To paraphrase Karl Marx, history repeats itself, first as tragedy, second time as farce, third as op-ed. Yes, the Post Opinions page involves some of the more farcical elements of the General Petraeus scandal — Dr. and Mrs. Tampa Socialite/30,000 pages of e-mails with a general/ whatever that shirtless guy was about for the purpose of pointing that from the inside the farce field, it’s not all that funny.
Scott and Jill Kelley write today about their experience as collateral damage in a big national scandal with e-mails that got leaked to the press and resulted in intense news media attention. It’s the humanizing phase of the scandal, in which we are reminded that people were hurt.
Which just ruins a good scandal. Washington loves doing that. There’s nothing Washington likes more than sinking its teeth into a scandal and squeezing all the fun and verve and SCANDAL from it until it becomes that wan, pale thing, the sanitized tell-all book deal. In this case we go even further, turning vile salacious gossip into a solemn urge that Congress reflect deeply on some legislation and policy proposals.
But that’s what Washington’s doing in the bunker today, folks. Clamoring for more serious discussion and fewer socialites/shirtless guys:
Whatever you think of this scandal and its principals, please don’t let that distract you from the importance of passing the Electronic Privacy Act. That she “put her own correspondence” on display doesn’t change the fact that you, me and every other citizen currently … [lack] adequate legal protection against the government spying on our electronic communications.
Compared to the contentions that the government is, in effect, reading our mail, the shenanigans of some hooligans of the press on the front lawn of a status-seeking socialite seems like a mere annoyance.
Some want to LEARN LESSONS from this scandal and resolve to behave in a more careful manner!
This teaches us several things: 1. Solve your own problems; don’t go to the authorities unless you have no other option. 2. Never write (or type) anything that you couldn’t show to your grandchildren, your priest/pastor/rabbi/imam, your wife, or a federal agent. 3. It never fails that an anecdote will distract from larger principles. The ECPA is absolutely vital and will protect everyone, but there are people who are against it because it’s been [supported] by “rich socialites.”
And — aw, man — lecture on the long-lost responsibilities of the media!
What exactly did this family actually do to deserve to have their privacy invaded? What makes people think that the people in the press have the facts correct?

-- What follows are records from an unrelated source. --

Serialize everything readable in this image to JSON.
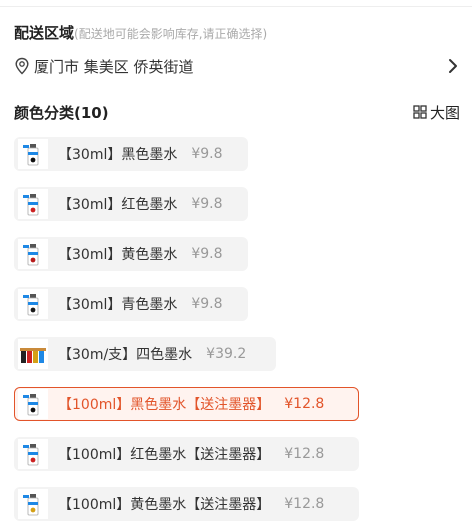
{
  "delivery": {
    "title": "配送区域",
    "hint": "(配送地可能会影响库存,请正确选择)",
    "address": "厦门市 集美区 侨英街道"
  },
  "colors": {
    "label": "颜色分类(10)",
    "big_view": "大图",
    "options": [
      {
        "name": "【30ml】黑色墨水",
        "price": "¥9.8",
        "dot": "#111111",
        "selected": false
      },
      {
        "name": "【30ml】红色墨水",
        "price": "¥9.8",
        "dot": "#cc2222",
        "selected": false
      },
      {
        "name": "【30ml】黄色墨水",
        "price": "¥9.8",
        "dot": "#b71c1c",
        "selected": false
      },
      {
        "name": "【30ml】青色墨水",
        "price": "¥9.8",
        "dot": "#1a1a1a",
        "selected": false
      },
      {
        "name": "【30m/支】四色墨水",
        "price": "¥39.2",
        "dot": "#333333",
        "selected": false
      },
      {
        "name": "【100ml】黑色墨水【送注墨器】",
        "price": "¥12.8",
        "dot": "#111111",
        "selected": true
      },
      {
        "name": "【100ml】红色墨水【送注墨器】",
        "price": "¥12.8",
        "dot": "#cc2222",
        "selected": false
      },
      {
        "name": "【100ml】黄色墨水【送注墨器】",
        "price": "¥12.8",
        "dot": "#d4a017",
        "selected": false
      }
    ]
  },
  "theme": {
    "accent": "#e2542a",
    "chip_bg": "#f3f3f3"
  }
}
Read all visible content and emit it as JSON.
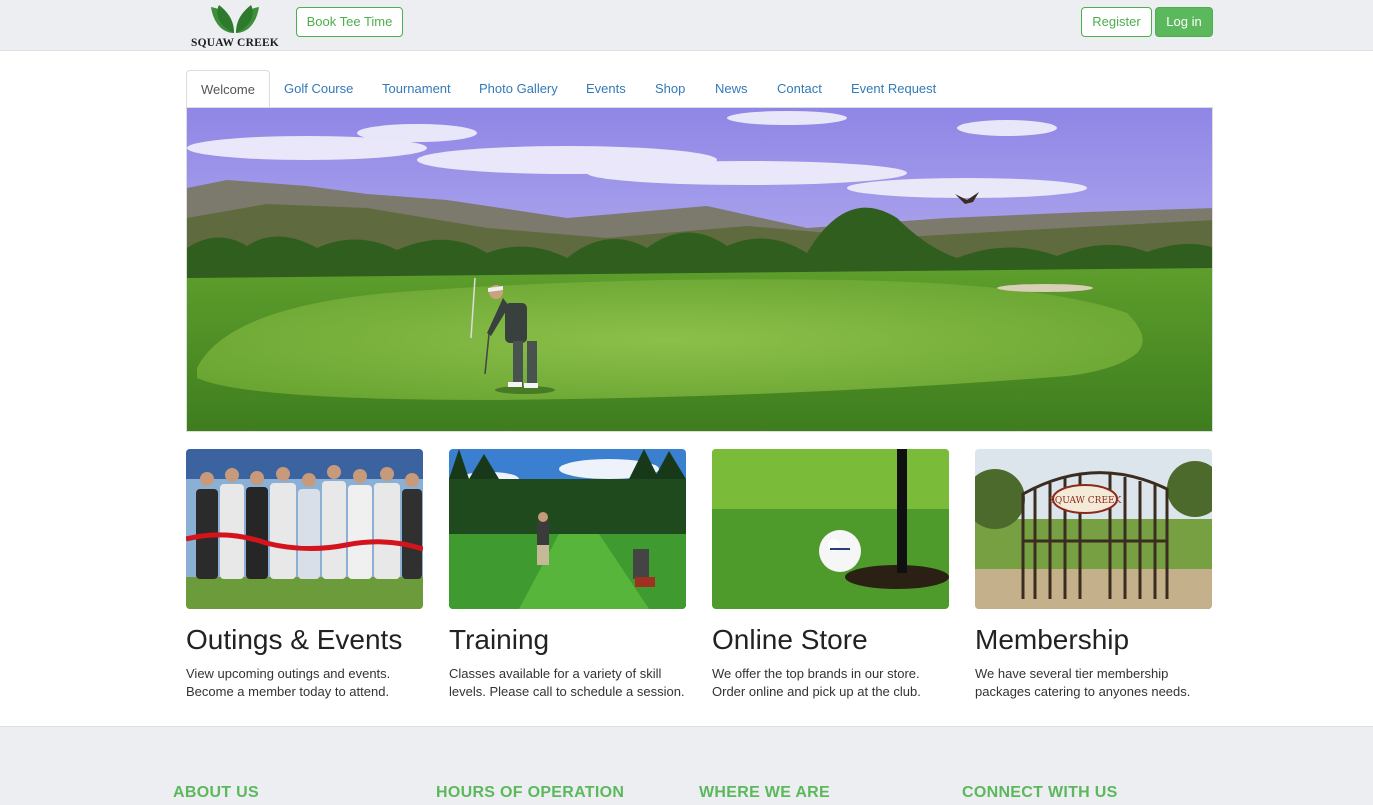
{
  "header": {
    "logo_text": "SQUAW CREEK",
    "book_tee_time": "Book Tee Time",
    "register": "Register",
    "login": "Log in"
  },
  "tabs": [
    {
      "label": "Welcome",
      "active": true
    },
    {
      "label": "Golf Course"
    },
    {
      "label": "Tournament"
    },
    {
      "label": "Photo Gallery"
    },
    {
      "label": "Events"
    },
    {
      "label": "Shop"
    },
    {
      "label": "News"
    },
    {
      "label": "Contact"
    },
    {
      "label": "Event Request"
    }
  ],
  "cards": [
    {
      "title": "Outings & Events",
      "text": "View upcoming outings and events. Become a member today to attend."
    },
    {
      "title": "Training",
      "text": "Classes available for a variety of skill levels. Please call to schedule a session."
    },
    {
      "title": "Online Store",
      "text": "We offer the top brands in our store. Order online and pick up at the club."
    },
    {
      "title": "Membership",
      "text": "We have several tier membership packages catering to anyones needs."
    }
  ],
  "footer": {
    "about": "ABOUT US",
    "hours": "HOURS OF OPERATION",
    "where": "WHERE WE ARE",
    "connect": "CONNECT WITH US"
  },
  "colors": {
    "accent_green": "#5cb85c",
    "link_blue": "#337ab7",
    "topbar_bg": "#eceef1"
  },
  "images": {
    "logo": "leaf-logo-icon",
    "hero": "golfer-putting-on-green",
    "card1": "ribbon-cutting-group-photo",
    "card2": "golfer-on-fairway",
    "card3": "golf-ball-near-hole",
    "card4": "squaw-creek-gate"
  },
  "gate_sign_text": "SQUAW CREEK"
}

Innuendo and rumor has ruined far more people than truth and reality have.
While we’re at it, we might as well drain all the fun from the entire Internet. At least where “fun” is defined as “something you don’t want to explain to your kid’s friends.”
If you don’t want something public, don’t use a computer for personal conversations. If you value your privacy, don’t invite a myriad of well known persons to large public affairs, such as fundraisers, or parties. Assume that if you fail to abide by these two axioms, sooner or later, your activities will become public.
Wow. Okay, everyone out of the bunker, PostScript has some major deleting and disinviting to do.